▶ _WHAT NEEDS TO BE DONE_
Below are some entries; reproduce them exactly and leave every picture out.

(Items from an interface collection)
■ ■ ■ ■ ■

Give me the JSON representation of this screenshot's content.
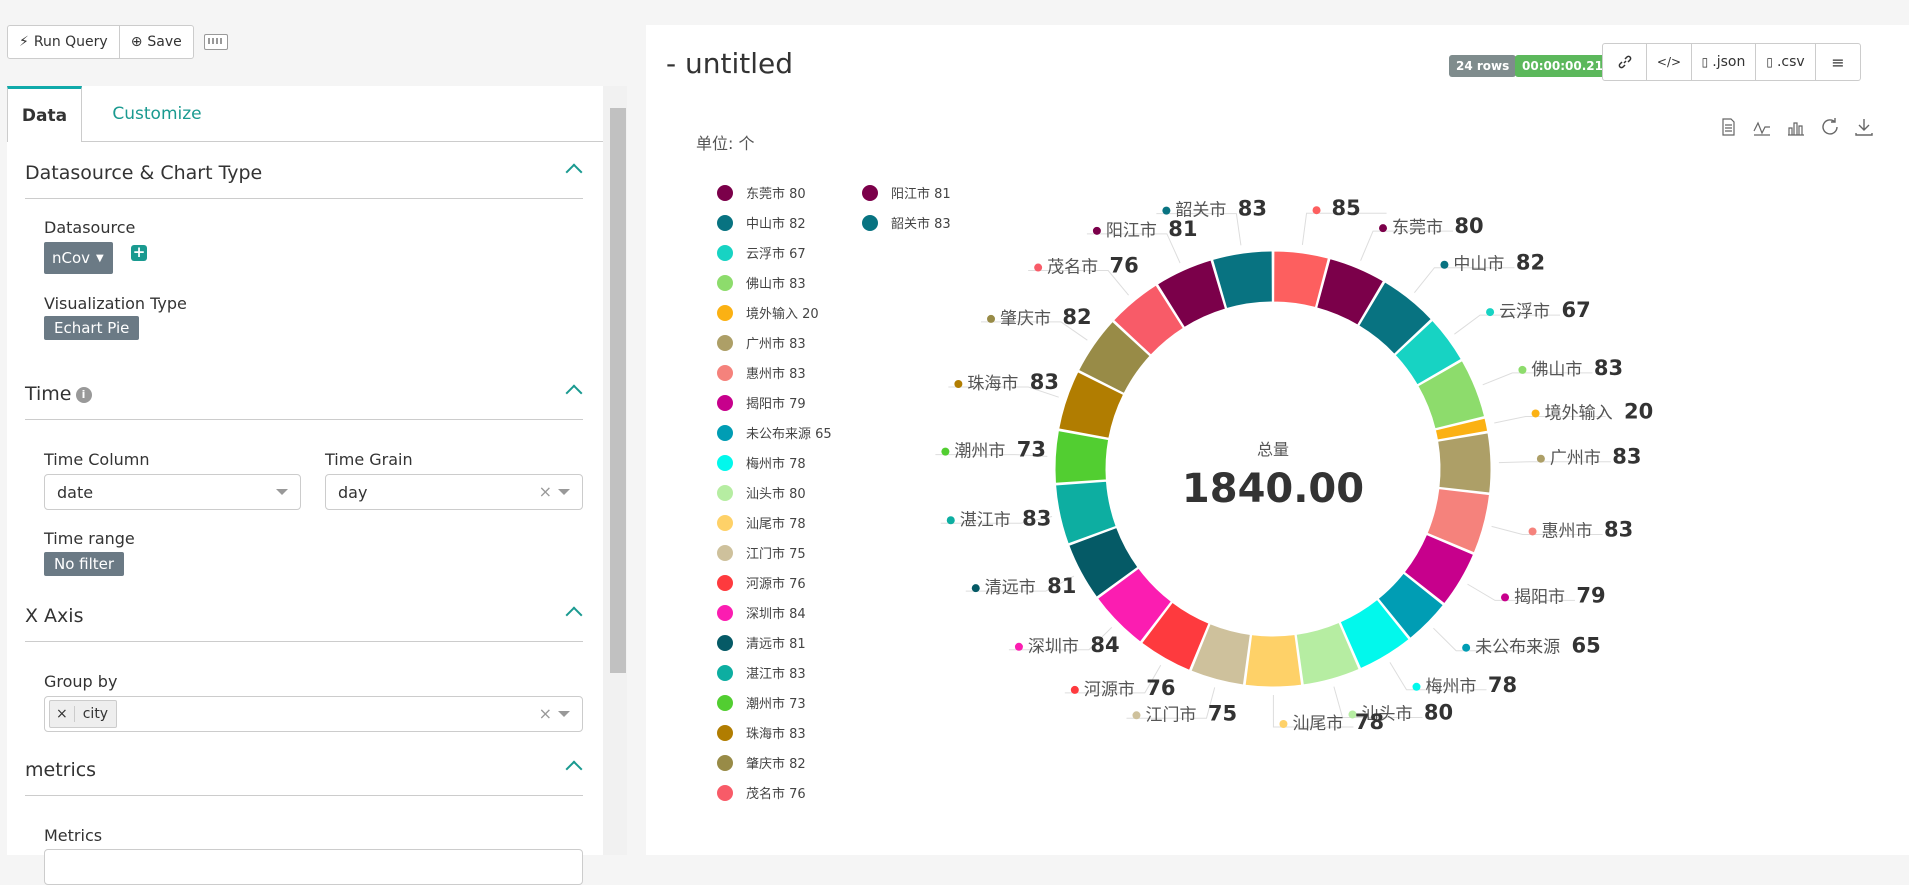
{
  "toolbar": {
    "run_label": "Run Query",
    "save_label": "Save"
  },
  "tabs": {
    "data": "Data",
    "customize": "Customize"
  },
  "sections": {
    "datasource": {
      "title": "Datasource & Chart Type",
      "datasource_label": "Datasource",
      "datasource_value": "nCov",
      "viz_label": "Visualization Type",
      "viz_value": "Echart Pie"
    },
    "time": {
      "title": "Time",
      "time_column_label": "Time Column",
      "time_column_value": "date",
      "time_grain_label": "Time Grain",
      "time_grain_value": "day",
      "time_range_label": "Time range",
      "time_range_value": "No filter"
    },
    "xaxis": {
      "title": "X Axis",
      "group_by_label": "Group by",
      "group_by_tag": "city"
    },
    "metrics": {
      "title": "metrics",
      "metrics_label": "Metrics"
    }
  },
  "header": {
    "title": "- untitled",
    "rows_badge": "24 rows",
    "time_badge": "00:00:00.21",
    "json_label": ".json",
    "csv_label": ".csv"
  },
  "colors": {
    "accent": "#1a9a90",
    "rows_badge": "#7f8c8d",
    "time_badge": "#5cb85c"
  },
  "chart_data": {
    "type": "pie",
    "unit_label": "单位: 个",
    "center_label": "总量",
    "center_value": "1840.00",
    "total": 1840,
    "legend_position": "left",
    "slices": [
      {
        "name": "茂名市",
        "value": 76,
        "color": "#fd5f5f"
      },
      {
        "name": "东莞市",
        "value": 80,
        "color": "#7b004a"
      },
      {
        "name": "中山市",
        "value": 82,
        "color": "#087381"
      },
      {
        "name": "云浮市",
        "value": 67,
        "color": "#17d3c3"
      },
      {
        "name": "佛山市",
        "value": 83,
        "color": "#8ddc6c"
      },
      {
        "name": "境外输入",
        "value": 20,
        "color": "#fbb113"
      },
      {
        "name": "广州市",
        "value": 83,
        "color": "#ad9f67"
      },
      {
        "name": "惠州市",
        "value": 83,
        "color": "#f5827c"
      },
      {
        "name": "揭阳市",
        "value": 79,
        "color": "#c7008c"
      },
      {
        "name": "未公布来源",
        "value": 65,
        "color": "#009db4"
      },
      {
        "name": "梅州市",
        "value": 78,
        "color": "#02f8ec"
      },
      {
        "name": "汕头市",
        "value": 80,
        "color": "#b6eda2"
      },
      {
        "name": "汕尾市",
        "value": 78,
        "color": "#fed168"
      },
      {
        "name": "江门市",
        "value": 75,
        "color": "#cec19c"
      },
      {
        "name": "河源市",
        "value": 76,
        "color": "#fe3a3e"
      },
      {
        "name": "深圳市",
        "value": 84,
        "color": "#fb1db1"
      },
      {
        "name": "清远市",
        "value": 81,
        "color": "#055a66"
      },
      {
        "name": "湛江市",
        "value": 83,
        "color": "#0daea1"
      },
      {
        "name": "潮州市",
        "value": 73,
        "color": "#52ce31"
      },
      {
        "name": "珠海市",
        "value": 83,
        "color": "#b17d01"
      },
      {
        "name": "肇庆市",
        "value": 82,
        "color": "#988b47"
      },
      {
        "name": "茂名市",
        "value": 76,
        "color": "#f85b68"
      },
      {
        "name": "阳江市",
        "value": 81,
        "color": "#7b004a"
      },
      {
        "name": "韶关市",
        "value": 83,
        "color": "#087381"
      }
    ],
    "legend": [
      {
        "name": "东莞市",
        "value": 80,
        "color": "#7b004a"
      },
      {
        "name": "中山市",
        "value": 82,
        "color": "#087381"
      },
      {
        "name": "云浮市",
        "value": 67,
        "color": "#17d3c3"
      },
      {
        "name": "佛山市",
        "value": 83,
        "color": "#8ddc6c"
      },
      {
        "name": "境外输入",
        "value": 20,
        "color": "#fbb113"
      },
      {
        "name": "广州市",
        "value": 83,
        "color": "#ad9f67"
      },
      {
        "name": "惠州市",
        "value": 83,
        "color": "#f5827c"
      },
      {
        "name": "揭阳市",
        "value": 79,
        "color": "#c7008c"
      },
      {
        "name": "未公布来源",
        "value": 65,
        "color": "#009db4"
      },
      {
        "name": "梅州市",
        "value": 78,
        "color": "#02f8ec"
      },
      {
        "name": "汕头市",
        "value": 80,
        "color": "#b6eda2"
      },
      {
        "name": "汕尾市",
        "value": 78,
        "color": "#fed168"
      },
      {
        "name": "江门市",
        "value": 75,
        "color": "#cec19c"
      },
      {
        "name": "河源市",
        "value": 76,
        "color": "#fe3a3e"
      },
      {
        "name": "深圳市",
        "value": 84,
        "color": "#fb1db1"
      },
      {
        "name": "清远市",
        "value": 81,
        "color": "#055a66"
      },
      {
        "name": "湛江市",
        "value": 83,
        "color": "#0daea1"
      },
      {
        "name": "潮州市",
        "value": 73,
        "color": "#52ce31"
      },
      {
        "name": "珠海市",
        "value": 83,
        "color": "#b17d01"
      },
      {
        "name": "肇庆市",
        "value": 82,
        "color": "#988b47"
      },
      {
        "name": "茂名市",
        "value": 76,
        "color": "#f85b68"
      },
      {
        "name": "阳江市",
        "value": 81,
        "color": "#7b004a"
      },
      {
        "name": "韶关市",
        "value": 83,
        "color": "#087381"
      }
    ],
    "first_label_value": "85"
  }
}
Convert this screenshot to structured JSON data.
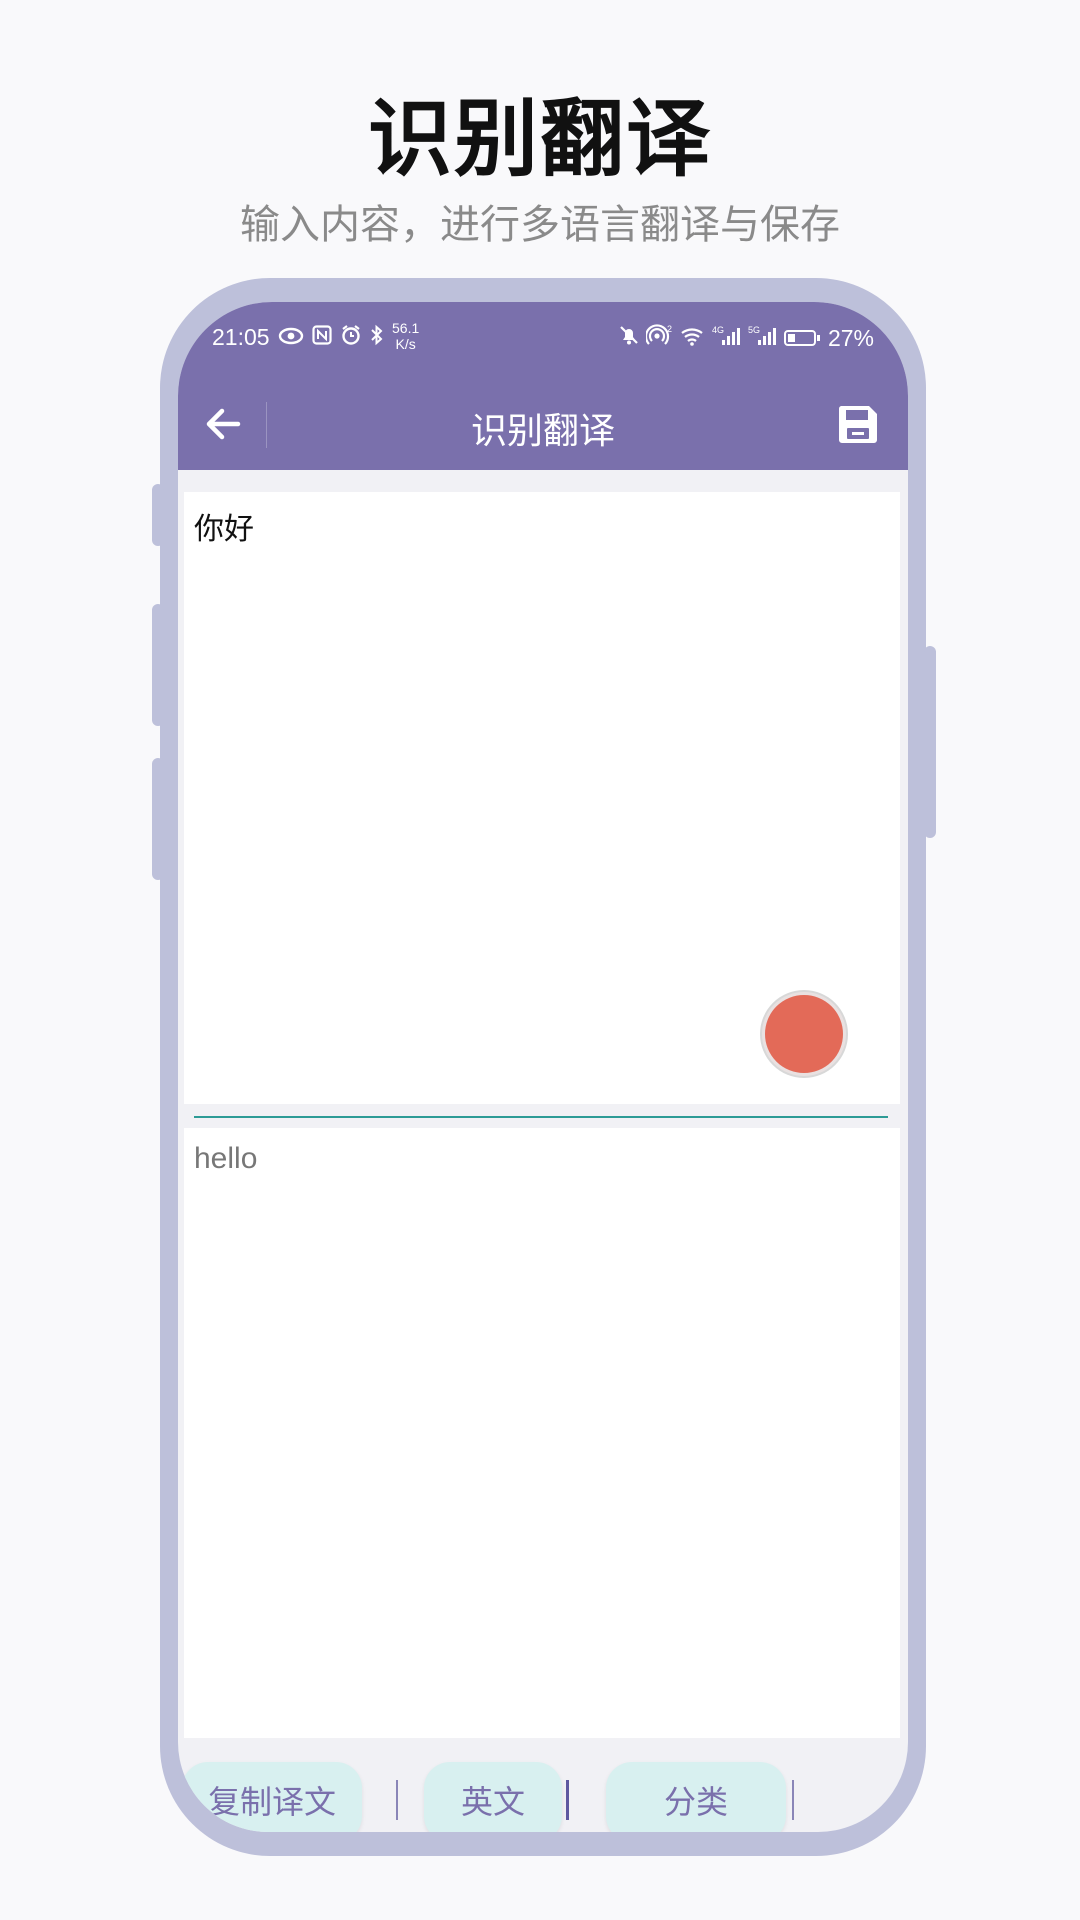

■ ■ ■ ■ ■

▶ _ANSWER BELOW_
Give me the JSON representation of this screenshot's content.
{
  "toolbar": {
    "run_label": "Run Query",
    "save_label": "Save"
  },
  "tabs": {
    "data": "Data",
    "customize": "Customize"
  },
  "sections": {
    "datasource": {
      "title": "Datasource & Chart Type",
      "datasource_label": "Datasource",
      "datasource_value": "nCov",
      "viz_label": "Visualization Type",
      "viz_value": "Echart Pie"
    },
    "time": {
      "title": "Time",
      "time_column_label": "Time Column",
      "time_column_value": "date",
      "time_grain_label": "Time Grain",
      "time_grain_value": "day",
      "time_range_label": "Time range",
      "time_range_value": "No filter"
    },
    "xaxis": {
      "title": "X Axis",
      "group_by_label": "Group by",
      "group_by_tag": "city"
    },
    "metrics": {
      "title": "metrics",
      "metrics_label": "Metrics"
    }
  },
  "header": {
    "title": "- untitled",
    "rows_badge": "24 rows",
    "time_badge": "00:00:00.21",
    "json_label": ".json",
    "csv_label": ".csv"
  },
  "colors": {
    "accent": "#1a9a90",
    "rows_badge": "#7f8c8d",
    "time_badge": "#5cb85c"
  },
  "chart_data": {
    "type": "pie",
    "unit_label": "单位: 个",
    "center_label": "总量",
    "center_value": "1840.00",
    "total": 1840,
    "legend_position": "left",
    "slices": [
      {
        "name": "茂名市",
        "value": 76,
        "color": "#fd5f5f"
      },
      {
        "name": "东莞市",
        "value": 80,
        "color": "#7b004a"
      },
      {
        "name": "中山市",
        "value": 82,
        "color": "#087381"
      },
      {
        "name": "云浮市",
        "value": 67,
        "color": "#17d3c3"
      },
      {
        "name": "佛山市",
        "value": 83,
        "color": "#8ddc6c"
      },
      {
        "name": "境外输入",
        "value": 20,
        "color": "#fbb113"
      },
      {
        "name": "广州市",
        "value": 83,
        "color": "#ad9f67"
      },
      {
        "name": "惠州市",
        "value": 83,
        "color": "#f5827c"
      },
      {
        "name": "揭阳市",
        "value": 79,
        "color": "#c7008c"
      },
      {
        "name": "未公布来源",
        "value": 65,
        "color": "#009db4"
      },
      {
        "name": "梅州市",
        "value": 78,
        "color": "#02f8ec"
      },
      {
        "name": "汕头市",
        "value": 80,
        "color": "#b6eda2"
      },
      {
        "name": "汕尾市",
        "value": 78,
        "color": "#fed168"
      },
      {
        "name": "江门市",
        "value": 75,
        "color": "#cec19c"
      },
      {
        "name": "河源市",
        "value": 76,
        "color": "#fe3a3e"
      },
      {
        "name": "深圳市",
        "value": 84,
        "color": "#fb1db1"
      },
      {
        "name": "清远市",
        "value": 81,
        "color": "#055a66"
      },
      {
        "name": "湛江市",
        "value": 83,
        "color": "#0daea1"
      },
      {
        "name": "潮州市",
        "value": 73,
        "color": "#52ce31"
      },
      {
        "name": "珠海市",
        "value": 83,
        "color": "#b17d01"
      },
      {
        "name": "肇庆市",
        "value": 82,
        "color": "#988b47"
      },
      {
        "name": "茂名市",
        "value": 76,
        "color": "#f85b68"
      },
      {
        "name": "阳江市",
        "value": 81,
        "color": "#7b004a"
      },
      {
        "name": "韶关市",
        "value": 83,
        "color": "#087381"
      }
    ],
    "legend": [
      {
        "name": "东莞市",
        "value": 80,
        "color": "#7b004a"
      },
      {
        "name": "中山市",
        "value": 82,
        "color": "#087381"
      },
      {
        "name": "云浮市",
        "value": 67,
        "color": "#17d3c3"
      },
      {
        "name": "佛山市",
        "value": 83,
        "color": "#8ddc6c"
      },
      {
        "name": "境外输入",
        "value": 20,
        "color": "#fbb113"
      },
      {
        "name": "广州市",
        "value": 83,
        "color": "#ad9f67"
      },
      {
        "name": "惠州市",
        "value": 83,
        "color": "#f5827c"
      },
      {
        "name": "揭阳市",
        "value": 79,
        "color": "#c7008c"
      },
      {
        "name": "未公布来源",
        "value": 65,
        "color": "#009db4"
      },
      {
        "name": "梅州市",
        "value": 78,
        "color": "#02f8ec"
      },
      {
        "name": "汕头市",
        "value": 80,
        "color": "#b6eda2"
      },
      {
        "name": "汕尾市",
        "value": 78,
        "color": "#fed168"
      },
      {
        "name": "江门市",
        "value": 75,
        "color": "#cec19c"
      },
      {
        "name": "河源市",
        "value": 76,
        "color": "#fe3a3e"
      },
      {
        "name": "深圳市",
        "value": 84,
        "color": "#fb1db1"
      },
      {
        "name": "清远市",
        "value": 81,
        "color": "#055a66"
      },
      {
        "name": "湛江市",
        "value": 83,
        "color": "#0daea1"
      },
      {
        "name": "潮州市",
        "value": 73,
        "color": "#52ce31"
      },
      {
        "name": "珠海市",
        "value": 83,
        "color": "#b17d01"
      },
      {
        "name": "肇庆市",
        "value": 82,
        "color": "#988b47"
      },
      {
        "name": "茂名市",
        "value": 76,
        "color": "#f85b68"
      },
      {
        "name": "阳江市",
        "value": 81,
        "color": "#7b004a"
      },
      {
        "name": "韶关市",
        "value": 83,
        "color": "#087381"
      }
    ],
    "first_label_value": "85"
  }
}
Convert this screenshot to structured JSON data.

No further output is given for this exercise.